When is the Right Time to Have your Wisdom Teeth Removed?

When is the Right Time to Have your Wisdom Teeth Removed?

Not every patient referred to an oral surgeon needs to have their 3rd molars (commonly referred to as wisdom teeth) removed.  Every patient, however, should have a thorough examination to determine the right course of treatment.

The only accurate way to determine whether patients should have their wisdom teeth removed, maintained or, in rare instances, partially removed is to have a properly trained oral surgeon conduct a clinical examination and review of a recent x-ray of their teeth.

The wisdom teeth are the last teeth to develop and break through the gum tissue, or erupt, in our mouths. If they have not erupted, they are referred to as impacted. If your wisdom teeth are present – erupted or not – they need to be evaluated.


The presence of impacted wisdom teeth, even without symptoms, can adversely affect adjacent teeth. The absence of symptoms does not indicate an absence of disease! Periodontal disease progresses in the absence of symptoms and the end result of this disease is loss of supporting bone around teeth. Preventive removal of asymptomatic wisdom teeth is recommended when future problems can be expected but the risks of removal are still minimal.

The only truly reliable way to know if you need to have wisdom teeth removed is through an examination by an oral surgeon. Many patients have the preconceived notion that a consultation means “I have to get my wisdom teeth out.” Most will, but not all.

Dental and medical opinions vary on how to manage wisdom teeth, especially asymptomatic wisdom teeth. However, there is little debate that the age of a patient is a factor. Studies and consensus within the community of oral and maxillofacial surgeons show post-op risks and complications associated with wisdom tooth removal increase with age, especially after the age of 25.

Periodontal defects, as measured by the deepening of the space between the tooth and the gums, deteriorate with increasing age if wisdom teeth are retained. The likelihood of cavities in erupted wisdom teeth also increases with age.

impacted tooth

The American Association of Oral and Maxillofacial Surgeons (AAOMS)

The surgical removal of wisdom teeth should not be taken lightly, and choosing a fully qualified oral surgeon is critical.
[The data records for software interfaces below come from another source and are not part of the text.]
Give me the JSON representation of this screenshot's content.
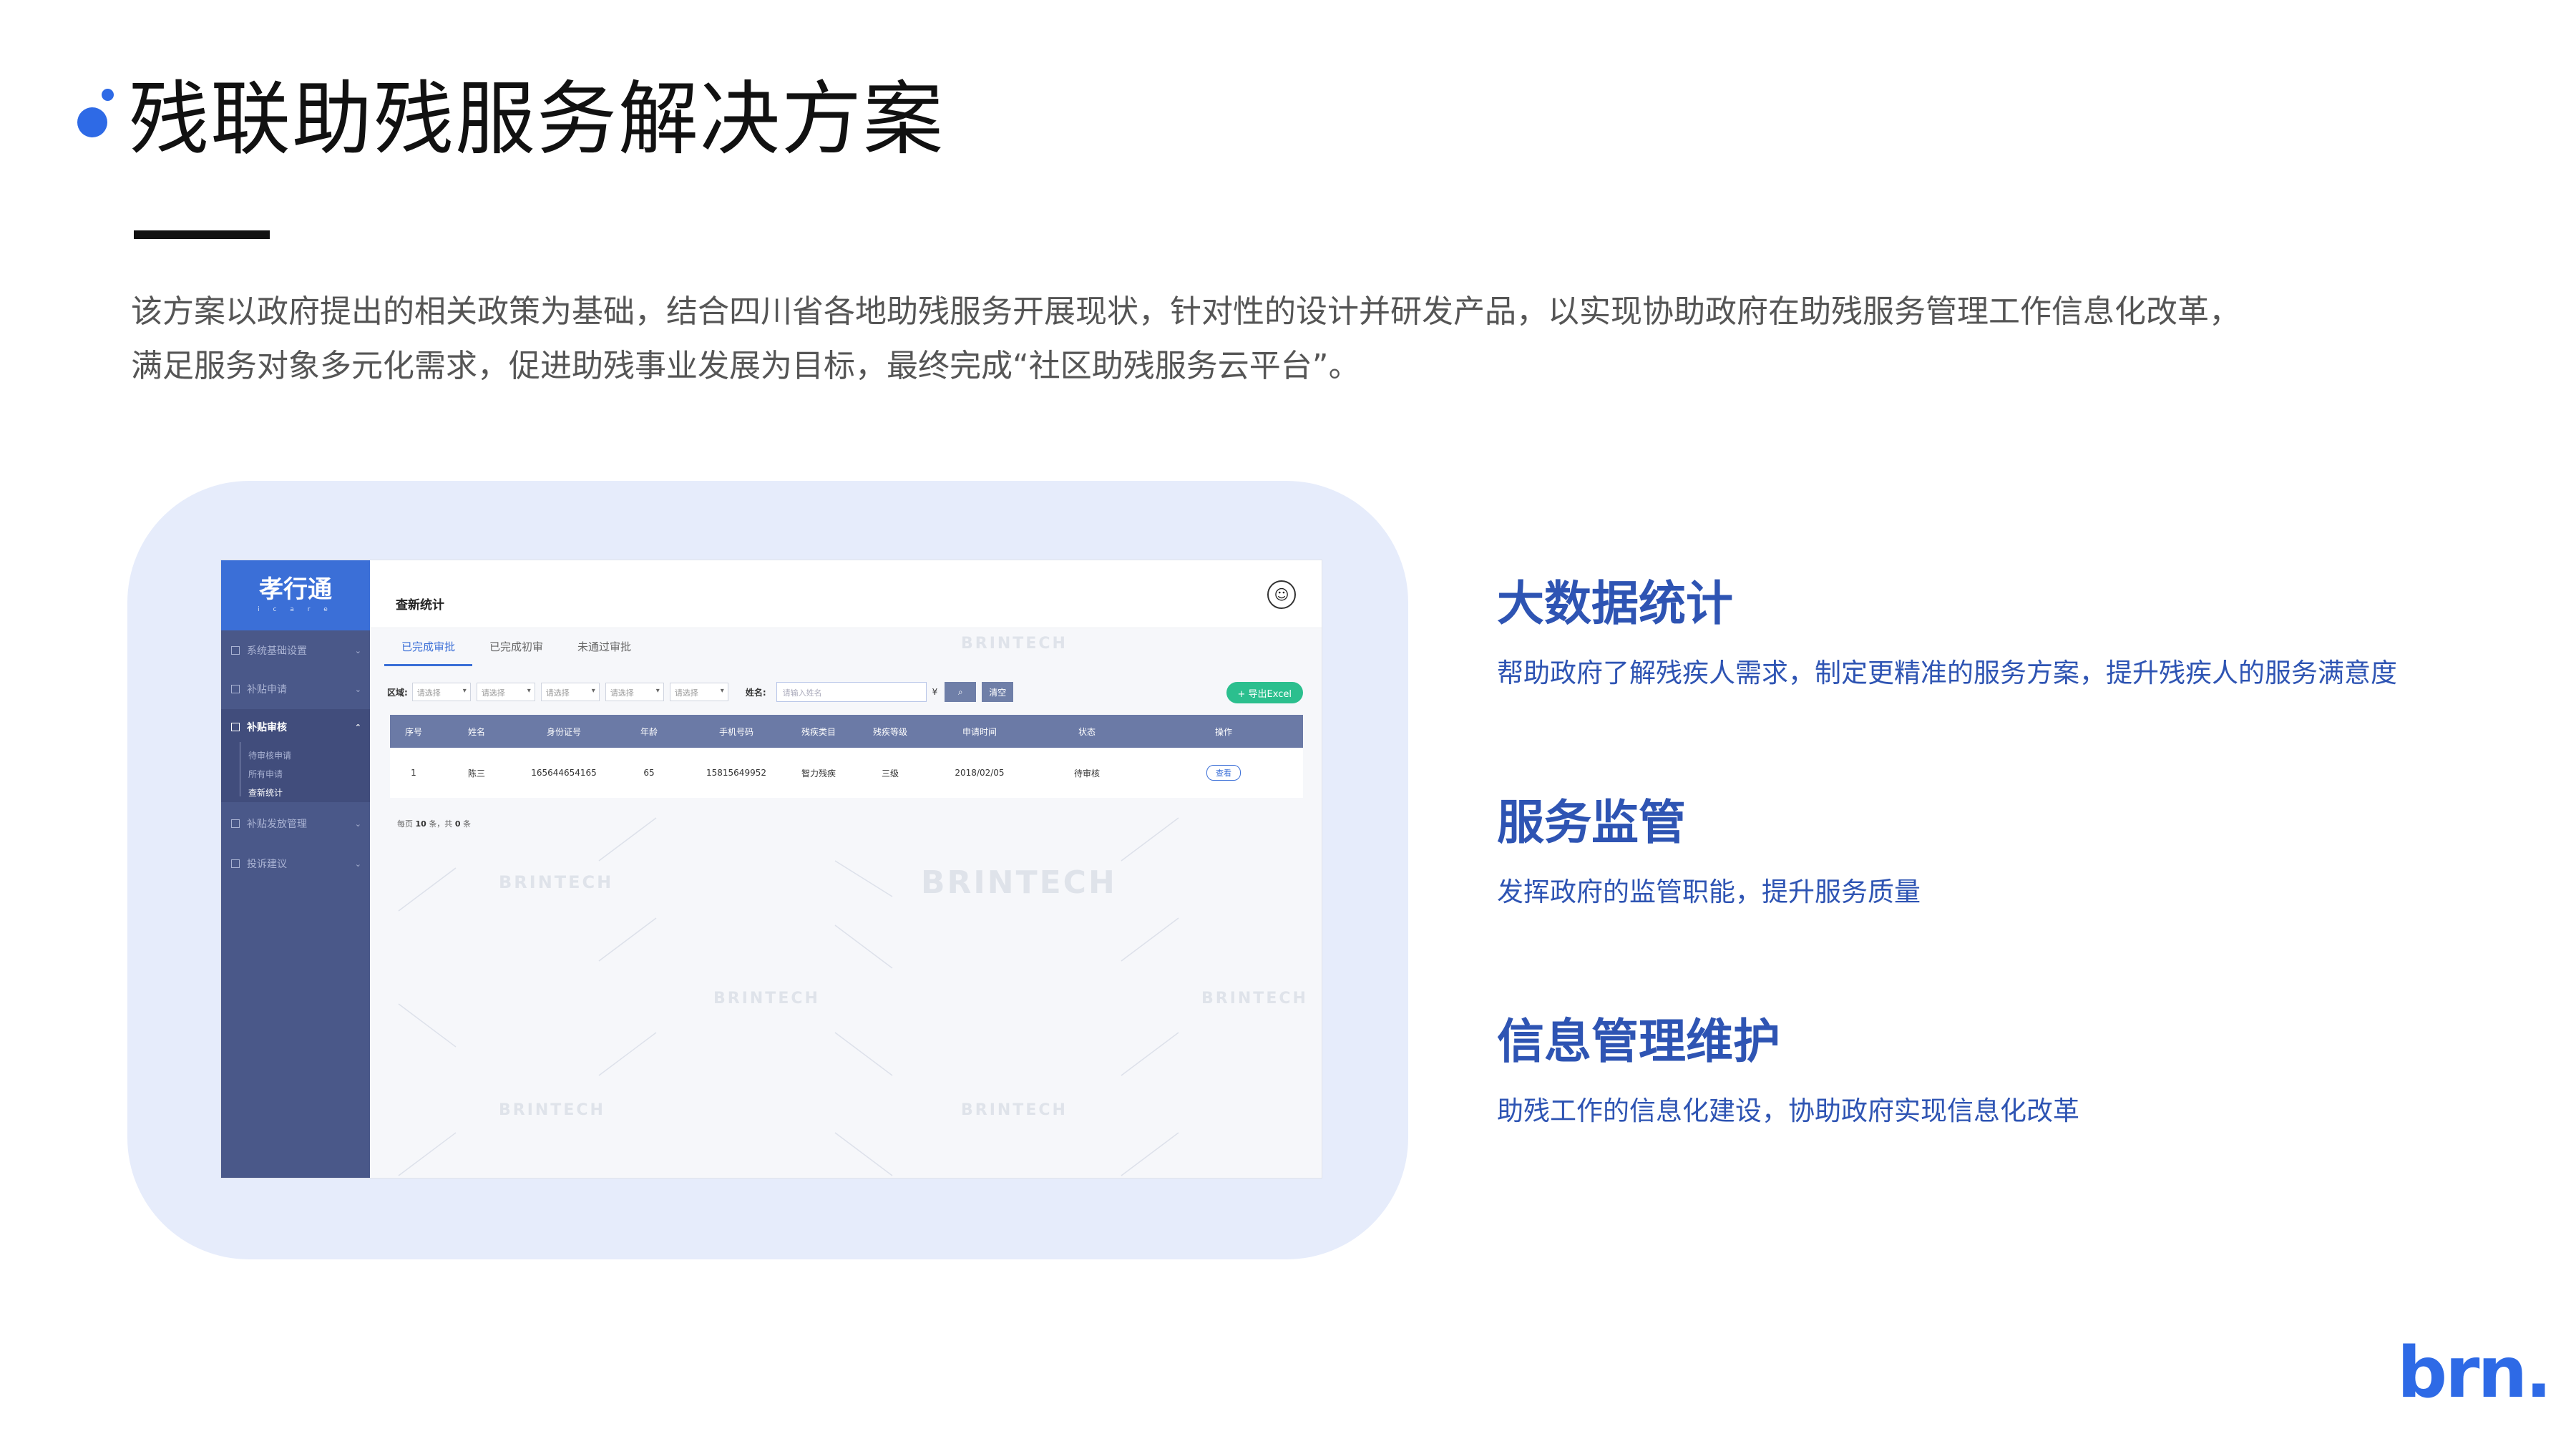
{
  "slide": {
    "title": "残联助残服务解决方案",
    "intro_line1": "该方案以政府提出的相关政策为基础，结合四川省各地助残服务开展现状，针对性的设计并研发产品，以实现协助政府在助残服务管理工作信息化改革，",
    "intro_line2": "满足服务对象多元化需求，促进助残事业发展为目标，最终完成“社区助残服务云平台”。",
    "brand_logo": "brn."
  },
  "colors": {
    "accent": "#2e6ae6",
    "feature_text": "#2e54b3",
    "card_bg": "#e6ecfb",
    "sidebar": "#4a5889",
    "table_header": "#6b7aa6",
    "export_button": "#2bbf8e"
  },
  "screenshot": {
    "logo_main": "孝行通",
    "logo_sub": "i c a r e",
    "sidebar": {
      "items": [
        {
          "label": "系统基础设置"
        },
        {
          "label": "补贴申请"
        },
        {
          "label": "补贴审核"
        },
        {
          "label": "补贴发放管理"
        },
        {
          "label": "投诉建议"
        }
      ],
      "subitems": [
        {
          "label": "待审核申请"
        },
        {
          "label": "所有申请"
        },
        {
          "label": "查新统计"
        }
      ]
    },
    "header_title": "查新统计",
    "avatar_icon": "user-avatar-icon",
    "tabs": [
      {
        "label": "已完成审批"
      },
      {
        "label": "已完成初审"
      },
      {
        "label": "未通过审批"
      }
    ],
    "filters": {
      "region_label": "区域:",
      "select_placeholder": "请选择",
      "name_label": "姓名:",
      "name_placeholder": "请输入姓名",
      "currency_symbol": "¥",
      "clear_label": "清空"
    },
    "export_label": "+ 导出Excel",
    "table": {
      "headers": [
        "序号",
        "姓名",
        "身份证号",
        "年龄",
        "手机号码",
        "残疾类目",
        "残疾等级",
        "申请时间",
        "状态",
        "操作"
      ],
      "rows": [
        [
          "1",
          "陈三",
          "165644654165",
          "65",
          "15815649952",
          "智力残疾",
          "三级",
          "2018/02/05",
          "待审核",
          "查看"
        ]
      ]
    },
    "pager": {
      "prefix": "每页",
      "per_page": "10",
      "mid": "条，共",
      "total": "0",
      "suffix": "条"
    },
    "watermark": "BRINTECH"
  },
  "features": [
    {
      "title": "大数据统计",
      "desc": "帮助政府了解残疾人需求，制定更精准的服务方案，提升残疾人的服务满意度"
    },
    {
      "title": "服务监管",
      "desc": "发挥政府的监管职能，提升服务质量"
    },
    {
      "title": "信息管理维护",
      "desc": "助残工作的信息化建设，协助政府实现信息化改革"
    }
  ]
}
All surgical procedures can have complications associated with them.  Fortunately, in this kind of surgery, most complications like pain, swelling, bleeding, infection and bruising are predictable and can be managed relatively easily.

There are more severe complications that happen much less frequently, like damage to adjacent teeth, sinus complications and prolonged “numbness” in the lower lip, chin and tongue.  These are monitored and can often be improved, if not resolved, with some additional interventions.

Sometimes the potential complications outweigh the benefits to be gained by removing the wisdom teeth and a recommendation to not remove the teeth may be made. Wisdom teeth that are not removed need to be watched periodically with clinical and radiographic exams to ensure no detrimental changes occur over time.

Finally, in certain rare instances, a recommendation may be made to only partially remove a tooth through a procedure called Coronectomy. Its only real indication is when a lower 3rd molar requires treatment but has roots in a position that put the patient at increased risk for nerve injury. In this rare instance, only the crown, or top portion of the problematic tooth, would be removed. The roots would be purposely left behind to decrease the chance of nerve injury.  Follow-up exams are always recommended and, in many cases, necessary.

Wisdom teeth may be the last teeth to develop in your mouth, but they often times require the most attention.  Having them evaluated while in your teenage years or early 20s can hopefully allow you to have your 3rd molars removed with less risk of complications and save you from having to deal with the problems that can develop into adulthood.

Dr Mark HochbergDr. Mark Hochberg is a Diplomate of the American Board of Oral and Maxillofacial Surgery. He has also earned Fellowship status from the American Association of Oral and Maxillofacial Surgeons, the American Dental Society of Anesthesiology and the International Congress of Oral Implantologists.